Nation poised to import more GMO products
Updated: 2013-08-08 06:38
By Zhong Nan (China Daily)
In 2012, China imported 31 tons of GMO corn for research purposes and more than 58 million tons of soybeans, mostly genetically modified, from the global market, a practice that it has been carrying on for years, according to the Center of China Agriculture for Trade and Economy at the Ministry of Agriculture.
Boosted by the booming animal feed and bio-chemical sectors, the demand for corn has surged in the past decade. More than 70 percent of the country's annual corn production was used by these two industries.
Last year, more than 120 million tons of corn was used by the livestock industry, while biochemical product producers used 61 million tons of the grain, up 9 percent year-on-year, said the China National Grain and Oils Information Center.
Not all of the processed corn is sold domestically.

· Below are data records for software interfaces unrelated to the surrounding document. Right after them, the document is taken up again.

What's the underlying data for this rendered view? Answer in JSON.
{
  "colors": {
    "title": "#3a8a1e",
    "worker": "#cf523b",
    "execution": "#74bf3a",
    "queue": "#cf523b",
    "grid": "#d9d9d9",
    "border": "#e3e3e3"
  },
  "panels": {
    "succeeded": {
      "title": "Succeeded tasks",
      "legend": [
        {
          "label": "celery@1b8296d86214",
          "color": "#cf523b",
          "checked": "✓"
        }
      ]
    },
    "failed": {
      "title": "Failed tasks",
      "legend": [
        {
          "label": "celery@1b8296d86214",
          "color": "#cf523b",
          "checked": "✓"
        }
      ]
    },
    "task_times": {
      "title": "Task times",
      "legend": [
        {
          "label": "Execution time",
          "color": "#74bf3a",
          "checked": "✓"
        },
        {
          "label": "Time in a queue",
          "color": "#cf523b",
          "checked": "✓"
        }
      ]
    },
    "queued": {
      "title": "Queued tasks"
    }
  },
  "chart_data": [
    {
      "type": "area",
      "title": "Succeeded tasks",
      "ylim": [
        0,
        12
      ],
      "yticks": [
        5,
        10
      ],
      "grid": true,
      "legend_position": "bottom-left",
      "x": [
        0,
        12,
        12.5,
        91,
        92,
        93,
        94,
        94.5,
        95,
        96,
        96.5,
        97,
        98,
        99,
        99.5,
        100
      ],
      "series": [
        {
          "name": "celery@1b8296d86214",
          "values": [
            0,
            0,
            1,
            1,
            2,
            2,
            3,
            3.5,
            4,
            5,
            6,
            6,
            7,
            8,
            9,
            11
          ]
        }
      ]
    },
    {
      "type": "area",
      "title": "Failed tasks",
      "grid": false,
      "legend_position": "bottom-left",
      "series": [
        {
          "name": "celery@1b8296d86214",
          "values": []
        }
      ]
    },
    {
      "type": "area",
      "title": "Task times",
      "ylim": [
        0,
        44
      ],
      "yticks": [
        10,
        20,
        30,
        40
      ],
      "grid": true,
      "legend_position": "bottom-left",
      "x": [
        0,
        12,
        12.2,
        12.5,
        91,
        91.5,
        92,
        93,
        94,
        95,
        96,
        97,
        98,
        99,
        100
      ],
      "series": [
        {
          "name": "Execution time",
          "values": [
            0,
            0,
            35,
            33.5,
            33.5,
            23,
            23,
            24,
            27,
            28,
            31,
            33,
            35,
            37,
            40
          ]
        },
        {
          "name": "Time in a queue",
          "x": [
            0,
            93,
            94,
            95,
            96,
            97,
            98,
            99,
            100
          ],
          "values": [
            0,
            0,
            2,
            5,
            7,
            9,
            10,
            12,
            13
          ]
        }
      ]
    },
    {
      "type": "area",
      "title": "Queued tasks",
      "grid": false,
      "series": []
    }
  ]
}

China produced 190 million tons of animal feed for export last year, up 5.5 percent year-on-year. The feed was sold to a number of countries, including Mongolia, Ukraine, Australia and New Zealand.

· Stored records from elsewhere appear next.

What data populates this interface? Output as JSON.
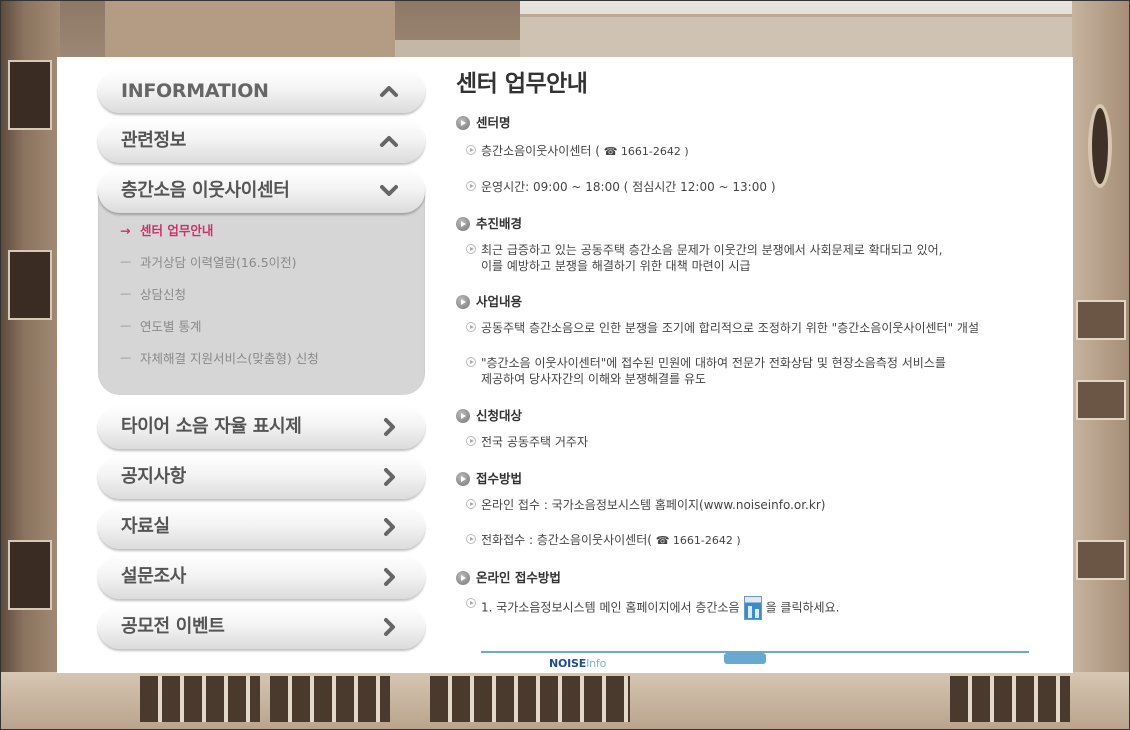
{
  "menu": {
    "information": "INFORMATION",
    "related": "관련정보",
    "center": "층간소음 이웃사이센터",
    "sub_items": [
      {
        "label": "센터 업무안내",
        "active": true
      },
      {
        "label": "과거상담 이력열람(16.5이전)",
        "active": false
      },
      {
        "label": "상담신청",
        "active": false
      },
      {
        "label": "연도별 통계",
        "active": false
      },
      {
        "label": "자체해결 지원서비스(맞춤형) 신청",
        "active": false
      }
    ],
    "active_arrow": "→",
    "dash": "ㅡ",
    "tire": "타이어 소음 자율 표시제",
    "notice": "공지사항",
    "archive": "자료실",
    "survey": "설문조사",
    "contest": "공모전 이벤트"
  },
  "content": {
    "title": "센터 업무안내",
    "sec_name": {
      "title": "센터명",
      "line1_text": "층간소음이웃사이센터 ( ",
      "line1_phone": "☎ 1661-2642 )",
      "line2": "운영시간: 09:00 ~ 18:00 ( 점심시간 12:00 ~ 13:00 )"
    },
    "sec_background": {
      "title": "추진배경",
      "line1": "최근 급증하고 있는 공동주택 층간소음 문제가 이웃간의 분쟁에서 사회문제로 확대되고 있어,",
      "line2": "이를 예방하고 분쟁을 해결하기 위한 대책 마련이 시급"
    },
    "sec_business": {
      "title": "사업내용",
      "line1": "공동주택 층간소음으로 인한 분쟁을 조기에 합리적으로 조정하기 위한 \"층간소음이웃사이센터\" 개설",
      "line2a": "\"층간소음 이웃사이센터\"에 접수된 민원에 대하여 전문가 전화상담 및 현장소음측정 서비스를",
      "line2b": "제공하여 당사자간의 이해와 분쟁해결를 유도"
    },
    "sec_target": {
      "title": "신청대상",
      "line1": "전국 공동주택 거주자"
    },
    "sec_method": {
      "title": "접수방법",
      "line1": "온라인 접수 : 국가소음정보시스템 홈페이지(www.noiseinfo.or.kr)",
      "line2_text": "전화접수 : 층간소음이웃사이센터( ",
      "line2_phone": "☎ 1661-2642 )"
    },
    "sec_online": {
      "title": "온라인 접수방법",
      "line1a": "1. 국가소음정보시스템 메인 홈페이지에서 층간소음",
      "line1b": "을 클릭하세요."
    }
  },
  "strip": {
    "logo_main": "NOISE",
    "logo_sub": "Info"
  }
}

Under such circumstances, Zhang Yuxin, a professor at the Chinese Agricultural University in Beijing, said the import of GMO corn can help the government feel more comfortable and eventually modify its policies to allow farmers to grow GMO grain crops in the future.
"China has already adopted GMO cotton technology and the effect on health and yield has been substantial. GMO crops can increase yields, especially in developing nations. China, to a certain extent, can benefit from the adoption of this technology," said Zhang.
For decades, China's agricultural sector has embraced non-GMO technologies to ensure its grain output and security, because the government considers that this can prevent adverse social and economic consequences, which GMO crops might bring, including their potential impact on biodiversity.
"China's reluctance to adopt GMO or bio-technology in corn is largely because it wants to be independent of other nations in terms of food technology and security," Zhang said.
Zhang said he believes more Asian countries with low GDP growth will choose GMO technology or will allow the import of GMO agricultural products from countries such as the US, Argentina and Brazil to secure their food supply after seeing China's move.
According to a World Health Organization released in 2012, GMO foods have passed risk assessment tests and are not likely to pose risks for human health. In addition, the general public in the countries where those foods have been approved has shows no effects on its health as a result of eating such foods.